Calling Italy’s first leg performance of this World Cup play-off an embarrassment is probably an understatement. It says something about the Nazionale's history that they are nonetheless still considered favourites to qualify on Betstars, but is that optimism warranted?
Coach Giampiero Ventura did not help matters with his post-match comments showing a weak mentality. While players Lorenzo Insigne and Leonardo Bonucci seemed to transmit a more no-excuses, no-nonsense attitude, Ventura looked to deflect attention and criticism away from his own faults. Not only did Sweden play with more physicality and toughness, but also their early pressing and overall approach stifled the Azzurri throughout.
In building from the back, Sweden forced Italy into circulating possession from one end of the pitch to the other, with no choice but to have wingbacks Matteo Darmian and Antonio Candreva drop deeper in order to bring play forward. By doing this, Italy did not have the numbers in the midfield, nor the creative means to provide any sort of consistent flow of chances to strikers Ciro Immobile and Andrea Belotti.

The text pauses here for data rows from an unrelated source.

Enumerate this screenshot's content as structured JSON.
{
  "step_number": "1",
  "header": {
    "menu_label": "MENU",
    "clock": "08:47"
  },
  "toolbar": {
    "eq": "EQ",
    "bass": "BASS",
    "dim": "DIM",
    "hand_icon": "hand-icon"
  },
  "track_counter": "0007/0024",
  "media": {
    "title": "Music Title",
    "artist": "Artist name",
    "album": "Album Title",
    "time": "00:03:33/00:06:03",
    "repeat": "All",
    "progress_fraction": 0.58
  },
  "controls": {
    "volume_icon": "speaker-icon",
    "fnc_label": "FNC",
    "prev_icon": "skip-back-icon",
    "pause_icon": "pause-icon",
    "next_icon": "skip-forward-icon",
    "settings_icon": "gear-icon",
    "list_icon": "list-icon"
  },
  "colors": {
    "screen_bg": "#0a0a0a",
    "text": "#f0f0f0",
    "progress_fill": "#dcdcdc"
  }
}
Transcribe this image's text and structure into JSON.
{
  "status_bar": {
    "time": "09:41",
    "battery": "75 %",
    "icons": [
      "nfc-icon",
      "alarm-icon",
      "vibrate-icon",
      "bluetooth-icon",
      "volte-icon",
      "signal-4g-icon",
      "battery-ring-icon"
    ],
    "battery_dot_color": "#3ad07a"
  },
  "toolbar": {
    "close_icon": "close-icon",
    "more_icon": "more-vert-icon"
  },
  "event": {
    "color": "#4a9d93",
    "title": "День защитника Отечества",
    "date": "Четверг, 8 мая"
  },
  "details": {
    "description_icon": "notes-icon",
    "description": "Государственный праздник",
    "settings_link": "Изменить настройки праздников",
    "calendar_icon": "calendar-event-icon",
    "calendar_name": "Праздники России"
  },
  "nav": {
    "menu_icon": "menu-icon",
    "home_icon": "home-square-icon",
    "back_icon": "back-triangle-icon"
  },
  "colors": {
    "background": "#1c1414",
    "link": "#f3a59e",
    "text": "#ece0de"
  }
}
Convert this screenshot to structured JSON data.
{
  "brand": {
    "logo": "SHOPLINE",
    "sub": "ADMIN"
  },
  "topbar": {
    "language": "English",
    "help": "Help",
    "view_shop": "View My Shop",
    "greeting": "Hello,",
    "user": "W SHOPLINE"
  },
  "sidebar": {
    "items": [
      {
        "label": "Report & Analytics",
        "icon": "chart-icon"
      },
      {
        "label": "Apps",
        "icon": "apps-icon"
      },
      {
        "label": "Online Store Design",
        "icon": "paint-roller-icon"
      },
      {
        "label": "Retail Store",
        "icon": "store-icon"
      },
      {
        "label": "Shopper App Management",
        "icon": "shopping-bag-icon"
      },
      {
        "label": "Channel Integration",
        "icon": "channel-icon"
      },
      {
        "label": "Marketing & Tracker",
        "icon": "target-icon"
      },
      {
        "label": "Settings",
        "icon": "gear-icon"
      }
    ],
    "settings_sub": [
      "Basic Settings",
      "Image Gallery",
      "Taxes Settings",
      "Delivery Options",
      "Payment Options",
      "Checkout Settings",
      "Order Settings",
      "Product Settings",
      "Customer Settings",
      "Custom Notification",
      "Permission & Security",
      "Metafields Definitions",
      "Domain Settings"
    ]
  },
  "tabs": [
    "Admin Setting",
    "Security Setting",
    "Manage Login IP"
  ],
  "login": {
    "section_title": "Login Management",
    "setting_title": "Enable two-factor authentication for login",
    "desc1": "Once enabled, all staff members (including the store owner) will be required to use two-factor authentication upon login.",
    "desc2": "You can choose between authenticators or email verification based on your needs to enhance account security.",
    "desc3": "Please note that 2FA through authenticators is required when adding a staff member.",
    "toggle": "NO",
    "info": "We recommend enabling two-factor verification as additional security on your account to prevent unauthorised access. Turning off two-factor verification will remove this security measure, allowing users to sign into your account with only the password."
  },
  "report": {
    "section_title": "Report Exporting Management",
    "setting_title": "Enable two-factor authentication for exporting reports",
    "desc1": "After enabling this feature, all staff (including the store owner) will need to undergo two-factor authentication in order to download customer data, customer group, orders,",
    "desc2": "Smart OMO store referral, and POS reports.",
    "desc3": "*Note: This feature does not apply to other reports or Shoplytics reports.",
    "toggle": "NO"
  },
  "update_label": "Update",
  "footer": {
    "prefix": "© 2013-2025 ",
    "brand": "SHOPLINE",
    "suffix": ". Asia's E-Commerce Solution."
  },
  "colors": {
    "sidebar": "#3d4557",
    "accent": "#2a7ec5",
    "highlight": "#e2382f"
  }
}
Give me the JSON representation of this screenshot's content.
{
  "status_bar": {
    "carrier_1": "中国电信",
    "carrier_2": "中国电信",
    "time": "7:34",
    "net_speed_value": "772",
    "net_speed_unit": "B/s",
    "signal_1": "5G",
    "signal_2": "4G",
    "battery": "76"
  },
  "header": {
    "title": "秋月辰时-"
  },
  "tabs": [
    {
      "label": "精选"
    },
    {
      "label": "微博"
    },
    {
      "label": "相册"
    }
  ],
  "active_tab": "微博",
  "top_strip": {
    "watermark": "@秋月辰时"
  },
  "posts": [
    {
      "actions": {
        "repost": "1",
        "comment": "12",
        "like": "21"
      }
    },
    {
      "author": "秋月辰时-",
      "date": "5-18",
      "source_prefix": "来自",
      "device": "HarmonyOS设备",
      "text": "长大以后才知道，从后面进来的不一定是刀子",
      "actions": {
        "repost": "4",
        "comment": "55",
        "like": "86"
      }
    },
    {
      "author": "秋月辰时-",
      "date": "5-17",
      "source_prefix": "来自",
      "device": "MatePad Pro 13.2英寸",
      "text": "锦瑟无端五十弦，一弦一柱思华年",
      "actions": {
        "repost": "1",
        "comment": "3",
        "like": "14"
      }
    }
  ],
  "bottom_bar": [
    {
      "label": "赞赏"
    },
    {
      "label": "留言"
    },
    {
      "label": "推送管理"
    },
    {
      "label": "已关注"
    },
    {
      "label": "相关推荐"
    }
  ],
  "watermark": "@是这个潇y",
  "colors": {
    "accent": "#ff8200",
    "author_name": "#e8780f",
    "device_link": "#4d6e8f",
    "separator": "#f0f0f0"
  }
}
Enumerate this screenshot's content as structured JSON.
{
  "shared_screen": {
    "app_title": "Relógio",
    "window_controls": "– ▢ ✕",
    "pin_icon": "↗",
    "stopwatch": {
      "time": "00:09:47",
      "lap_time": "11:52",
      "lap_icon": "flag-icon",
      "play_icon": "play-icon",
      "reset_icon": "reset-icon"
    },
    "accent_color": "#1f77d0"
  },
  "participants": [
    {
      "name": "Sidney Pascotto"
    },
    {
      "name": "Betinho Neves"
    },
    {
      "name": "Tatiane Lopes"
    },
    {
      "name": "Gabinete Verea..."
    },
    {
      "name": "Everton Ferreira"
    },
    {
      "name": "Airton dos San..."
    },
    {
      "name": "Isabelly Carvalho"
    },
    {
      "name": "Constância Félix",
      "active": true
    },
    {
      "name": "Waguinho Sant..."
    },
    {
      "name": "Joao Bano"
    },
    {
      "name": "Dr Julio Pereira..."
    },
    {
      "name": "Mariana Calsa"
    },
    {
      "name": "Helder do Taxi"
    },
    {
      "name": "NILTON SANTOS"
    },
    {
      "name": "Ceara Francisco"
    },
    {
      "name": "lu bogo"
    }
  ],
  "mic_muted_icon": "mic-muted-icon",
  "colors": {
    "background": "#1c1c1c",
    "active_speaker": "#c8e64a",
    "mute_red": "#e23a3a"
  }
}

Though the two lacked the necessary movement and runs to open more of a window to cause havoc, this Italy side suffered from the non-existent box-to-box profile that can link play between midfield and attack, which is why the visitors were devoid of any real chances – minus the missed header from Belotti.
Proof is in the post-match stats that Italy’s midfield five did not do enough and, essentially, isn’t the proper personnel type that can get it done. Italy outshot Sweden 10 to eight, but had only one effort on target, which saw Darmian hit the post.
As Marco Verratti sits out the second leg due to suspension, and Daniele De Rossi lacks the technical means to create, Ventura must shake up the midfield by starting Jorginho.
Rather than having De Rossi sit as the destroyer at the base, Ventura could insert Jorginho and another holding partner of his choice, use two wingbacks to stretch the field and insert a player like Insigne as a Number 10 behind two strikers. This could help Ventura get more from his midfield by allowing the Napoli star, and arguably the side’s most skilled player, link play and get on the ball often to create for those up front.
Moving off tactics and back on to the mental side of things for the Azzurri, their the mentality needs a facelift. ‘Grinta’ and passion were two of former manager Antonio Conte’s biggest focuses for his Euro 2016 side that, although did not have the same level of quality as Ventura’s current roster, battled for one another and showed the sacrificial attitude required to rise up in situations like these.
As we’ve clearly seen time and time again, Italy has the quality to play attractive football, but lack the right mentality and hunger to make it work. These come down to tactics and attitude, something each and every individual in the locker room must change come Monday if Italy are to stave off elimination and avoid missing out on the World Cup for the first time in 60 years. Otherwise, it’s curtains on the Italians at San Siro.